Below are lines of data; give the number of them that contain "Brightness", and only that.

*** Block opens ***

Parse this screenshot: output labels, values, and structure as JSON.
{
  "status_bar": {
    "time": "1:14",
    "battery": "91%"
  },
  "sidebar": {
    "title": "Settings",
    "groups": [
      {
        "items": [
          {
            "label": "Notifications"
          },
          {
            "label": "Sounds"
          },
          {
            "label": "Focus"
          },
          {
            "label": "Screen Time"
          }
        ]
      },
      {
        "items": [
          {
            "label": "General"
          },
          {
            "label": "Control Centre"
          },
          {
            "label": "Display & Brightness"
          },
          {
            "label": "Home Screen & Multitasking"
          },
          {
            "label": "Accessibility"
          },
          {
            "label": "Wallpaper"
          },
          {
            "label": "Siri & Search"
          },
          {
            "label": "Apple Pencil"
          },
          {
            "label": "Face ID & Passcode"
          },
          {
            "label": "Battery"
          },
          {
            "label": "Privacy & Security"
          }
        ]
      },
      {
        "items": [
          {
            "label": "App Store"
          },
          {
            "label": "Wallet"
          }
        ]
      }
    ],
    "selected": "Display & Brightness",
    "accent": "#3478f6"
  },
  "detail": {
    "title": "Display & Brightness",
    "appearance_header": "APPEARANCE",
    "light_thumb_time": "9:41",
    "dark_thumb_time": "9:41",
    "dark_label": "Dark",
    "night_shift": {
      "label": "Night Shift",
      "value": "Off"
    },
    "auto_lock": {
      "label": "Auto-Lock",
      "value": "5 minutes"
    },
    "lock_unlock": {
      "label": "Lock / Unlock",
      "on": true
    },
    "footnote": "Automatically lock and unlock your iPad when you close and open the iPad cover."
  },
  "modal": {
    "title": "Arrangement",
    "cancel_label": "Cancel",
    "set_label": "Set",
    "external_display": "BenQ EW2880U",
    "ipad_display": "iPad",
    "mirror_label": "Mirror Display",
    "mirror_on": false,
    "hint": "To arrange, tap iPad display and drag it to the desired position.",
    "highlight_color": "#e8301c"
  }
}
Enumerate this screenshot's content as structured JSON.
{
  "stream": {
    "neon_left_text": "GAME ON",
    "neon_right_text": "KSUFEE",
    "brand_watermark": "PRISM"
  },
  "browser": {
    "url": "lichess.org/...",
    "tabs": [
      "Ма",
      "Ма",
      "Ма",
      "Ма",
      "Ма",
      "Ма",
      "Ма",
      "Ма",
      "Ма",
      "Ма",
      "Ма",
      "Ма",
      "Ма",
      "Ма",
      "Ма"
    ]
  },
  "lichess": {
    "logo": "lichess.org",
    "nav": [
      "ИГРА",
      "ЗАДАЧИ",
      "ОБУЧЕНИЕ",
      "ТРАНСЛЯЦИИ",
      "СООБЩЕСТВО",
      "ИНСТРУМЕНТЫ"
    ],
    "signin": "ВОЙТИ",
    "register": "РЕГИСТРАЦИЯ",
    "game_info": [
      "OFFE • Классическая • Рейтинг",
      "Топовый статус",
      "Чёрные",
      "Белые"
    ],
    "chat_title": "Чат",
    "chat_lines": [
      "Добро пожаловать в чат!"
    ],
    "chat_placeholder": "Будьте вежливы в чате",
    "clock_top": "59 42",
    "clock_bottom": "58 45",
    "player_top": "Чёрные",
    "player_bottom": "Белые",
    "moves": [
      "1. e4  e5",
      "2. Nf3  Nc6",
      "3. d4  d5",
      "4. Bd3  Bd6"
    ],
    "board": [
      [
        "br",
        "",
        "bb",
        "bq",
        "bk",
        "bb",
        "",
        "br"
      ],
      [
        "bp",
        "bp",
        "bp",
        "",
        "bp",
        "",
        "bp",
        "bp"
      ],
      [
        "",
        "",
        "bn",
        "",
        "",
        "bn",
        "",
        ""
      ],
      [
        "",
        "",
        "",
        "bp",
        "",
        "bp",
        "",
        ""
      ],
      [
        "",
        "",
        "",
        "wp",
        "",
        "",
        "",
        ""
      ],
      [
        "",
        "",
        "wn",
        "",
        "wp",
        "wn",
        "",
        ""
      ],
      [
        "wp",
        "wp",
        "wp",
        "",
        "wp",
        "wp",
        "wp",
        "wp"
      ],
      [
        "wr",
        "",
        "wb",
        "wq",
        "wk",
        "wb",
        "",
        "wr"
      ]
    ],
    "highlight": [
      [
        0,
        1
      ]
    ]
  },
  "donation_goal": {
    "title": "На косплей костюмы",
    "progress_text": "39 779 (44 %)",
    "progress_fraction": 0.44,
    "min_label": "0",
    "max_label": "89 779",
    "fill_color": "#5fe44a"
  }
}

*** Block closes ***

● EXERCISE SOLUTION
3